A dog who smells like a dead animal may have come into contact with one or suffers from other undiagnosed issues such as oral disease or skin issues.

Dogs are often attracted by smells we’d find appalling.

If you know, you know.

That moment of fixation on a seemingly empty spot on the ground.

The knees get wobbly after a good whiff and the next second your pooch is writhing around.

An animal carcass or remains, guts, or a gooey puddle beyond recognition.

Dogs just absorb this stuff and there are multiple theories as to why.

Lucky dog owners can trace their dog’s rotten smell to a decaying animal.

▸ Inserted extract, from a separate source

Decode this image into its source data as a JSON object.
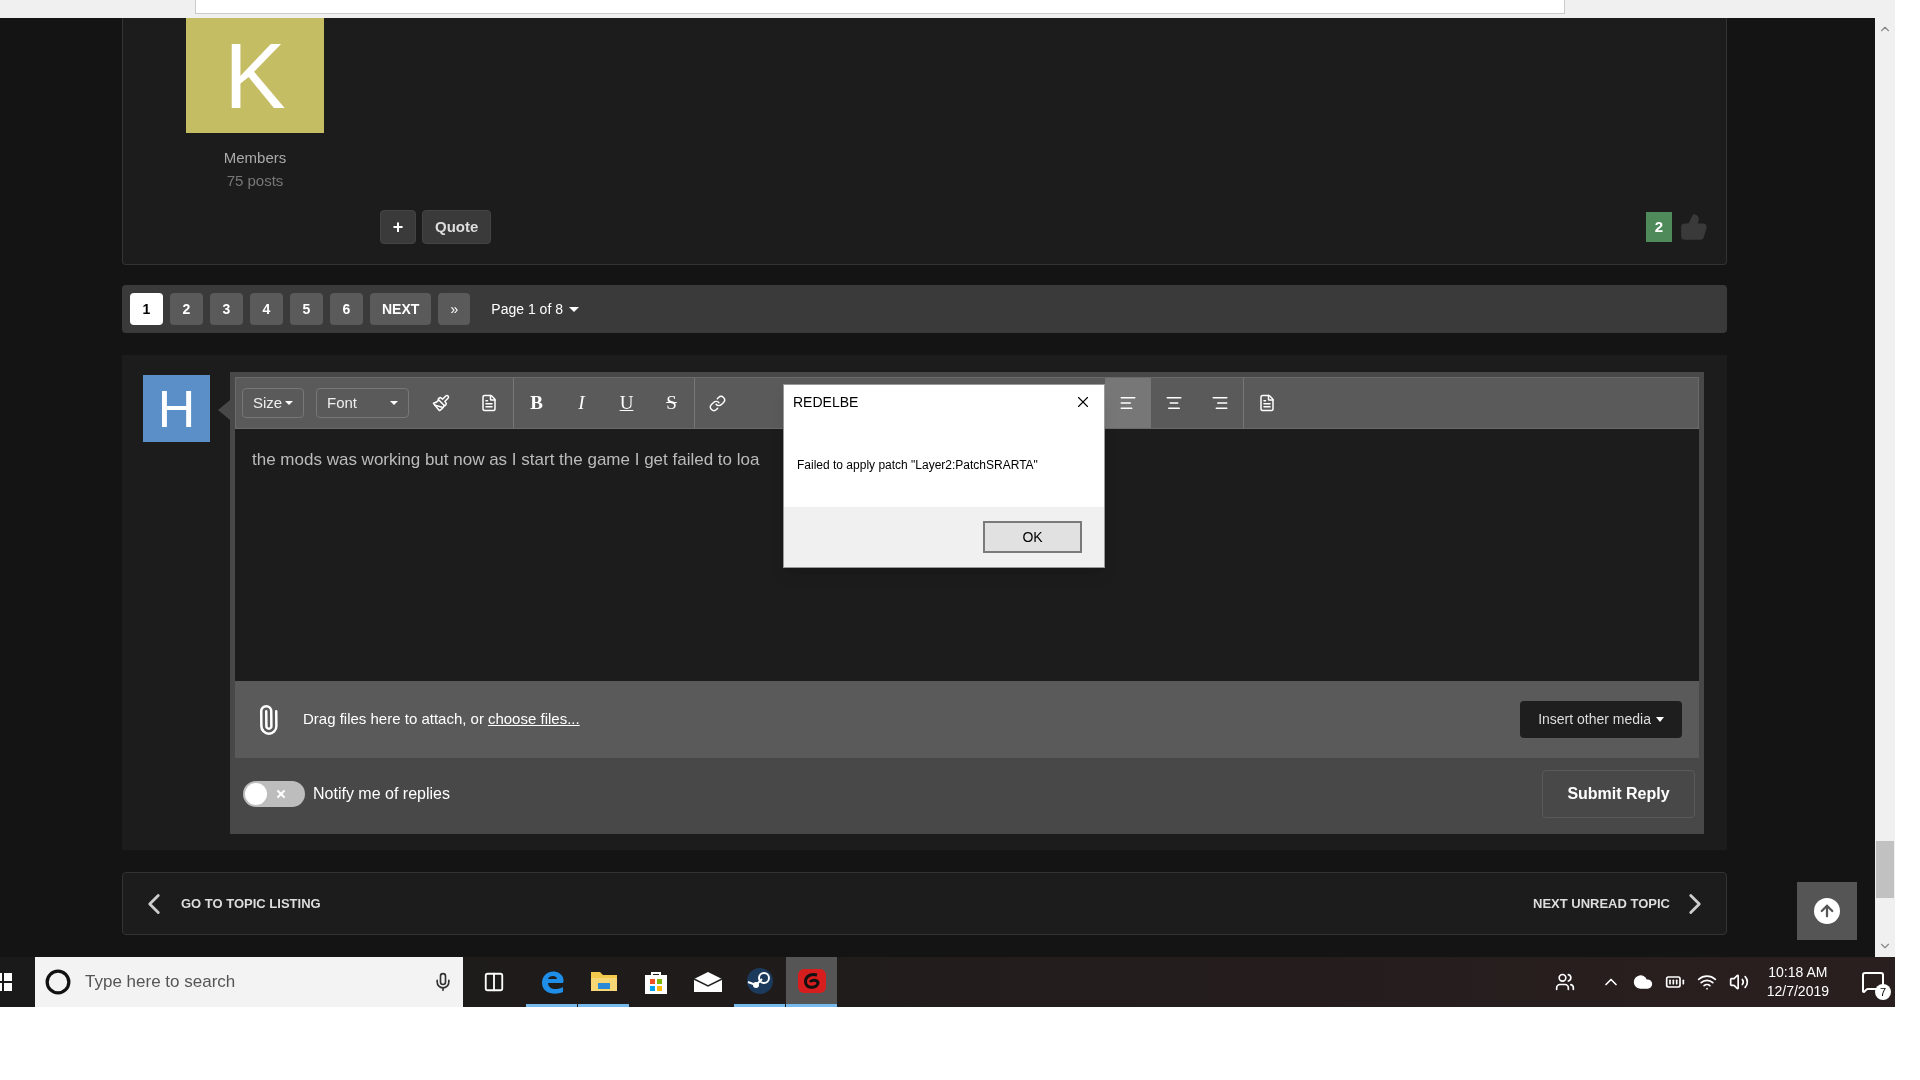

If you know your dog rolled in something, give him a good bath and pray there were no parasites or bacteria for which your dog might need veterinary attention.

Dog Smells Like Decay

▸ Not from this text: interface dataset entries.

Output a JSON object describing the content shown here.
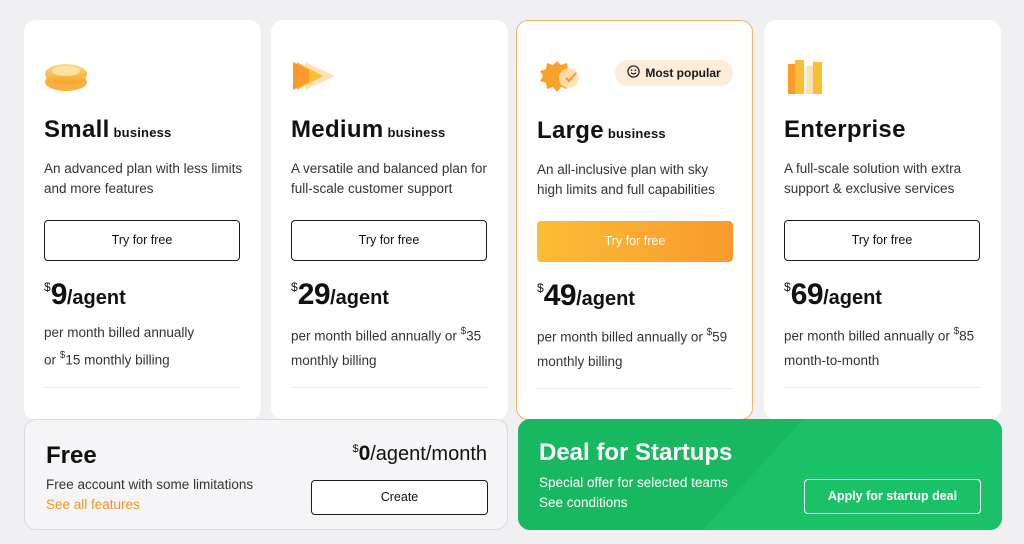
{
  "plans": [
    {
      "name": "Small",
      "name_suffix": "business",
      "description": "An advanced plan with less limits and more features",
      "cta": "Try for free",
      "currency": "$",
      "price": "9",
      "price_unit": "/agent",
      "billing_prefix": "per month billed annually",
      "billing_alt_prefix": "or ",
      "billing_alt_currency": "$",
      "billing_alt_price": "15",
      "billing_alt_suffix": " monthly billing",
      "icon": "small-plan-icon"
    },
    {
      "name": "Medium",
      "name_suffix": "business",
      "description": "A versatile and balanced plan for full-scale customer support",
      "cta": "Try for free",
      "currency": "$",
      "price": "29",
      "price_unit": "/agent",
      "billing_prefix": "per month billed annually or ",
      "billing_alt_currency": "$",
      "billing_alt_price": "35",
      "billing_alt_suffix": "monthly billing",
      "icon": "medium-plan-icon"
    },
    {
      "name": "Large",
      "name_suffix": "business",
      "description": "An all-inclusive plan with sky high limits and full capabilities",
      "cta": "Try for free",
      "currency": "$",
      "price": "49",
      "price_unit": "/agent",
      "billing_prefix": "per month billed annually or ",
      "billing_alt_currency": "$",
      "billing_alt_price": "59",
      "billing_alt_suffix": "monthly billing",
      "badge": "Most popular",
      "icon": "large-plan-icon"
    },
    {
      "name": "Enterprise",
      "description": "A full-scale solution with extra support & exclusive services",
      "cta": "Try for free",
      "currency": "$",
      "price": "69",
      "price_unit": "/agent",
      "billing_prefix": "per month billed annually or ",
      "billing_alt_currency": "$",
      "billing_alt_price": "85",
      "billing_alt_suffix": "month-to-month",
      "icon": "enterprise-plan-icon"
    }
  ],
  "free": {
    "title": "Free",
    "currency": "$",
    "price": "0",
    "price_unit": "/agent/month",
    "description": "Free account with some limitations",
    "link": "See all features",
    "cta": "Create"
  },
  "startup": {
    "title": "Deal for Startups",
    "description": "Special offer for selected teams",
    "link": "See conditions",
    "cta": "Apply for startup deal"
  },
  "colors": {
    "accent_orange": "#f99a2d",
    "accent_yellow": "#fbbd35",
    "startup_green": "#17b860",
    "link_orange": "#f5921e"
  }
}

If you feel like your dog smells like decay, it’s best to consult a veterinarian if the odor persists and is really strong.

As mentioned above, check your dog’s body, and mouth, then evaluate whether there’s something in their medical history that might indicate an issue.

All 11 causes why your dog might smell rotten:

  1. Dental disease
  2. Oral cancer
  3. Skin infection
  4. Anal gland infection
  5. Rolling in animal remains
  6. Contact with rotten food
  7. Yeast infection
  8. Parvovirus
  9. Urinary Tract Infection
  10. Diabetes
  11. Kidney Failure

While we’ve discussed most of these issues above, the ones lower on the list are not the most common causes of a bad smell, but are still possible.

Dogs can smell rotten due to parvovirus, UTI, diabetes, or kidney failure.

Parvovirus could be on the table if other symptoms fit, your pup hasn’t been vaccinated and the poop is even more foul-smelling.

Urinary tract infections or diabetes can smell rotten or more like pee.

Your dog might’ve even peed while sleeping and that smell is now perceived as something decaying.

With kidney failure, the kidneys can’t effectively remove waste products from the blood, possibly resulting in a foul smell.

As you can see, the exact cause of your dog’s rotten smell is hard to pin down and a vet visit might be necessary.

Most of these issues have simple fixes but a persistent offensive odor is definitely enough to warrant diving deeper into your dog’s health status.

Disclaimer: This blog post does not substitute veterinary attention and does not intend to do so. I am not a veterinarian or pet nutrionist. If your dog shows any sign of illness, call your vet.

About Danielle

I am the founder of PawLeaks where I share weekly tips on dog training and behavior. Sharing a passion for dogs and helping owners to solve problems through understanding canine behavior and modification is my number one goal.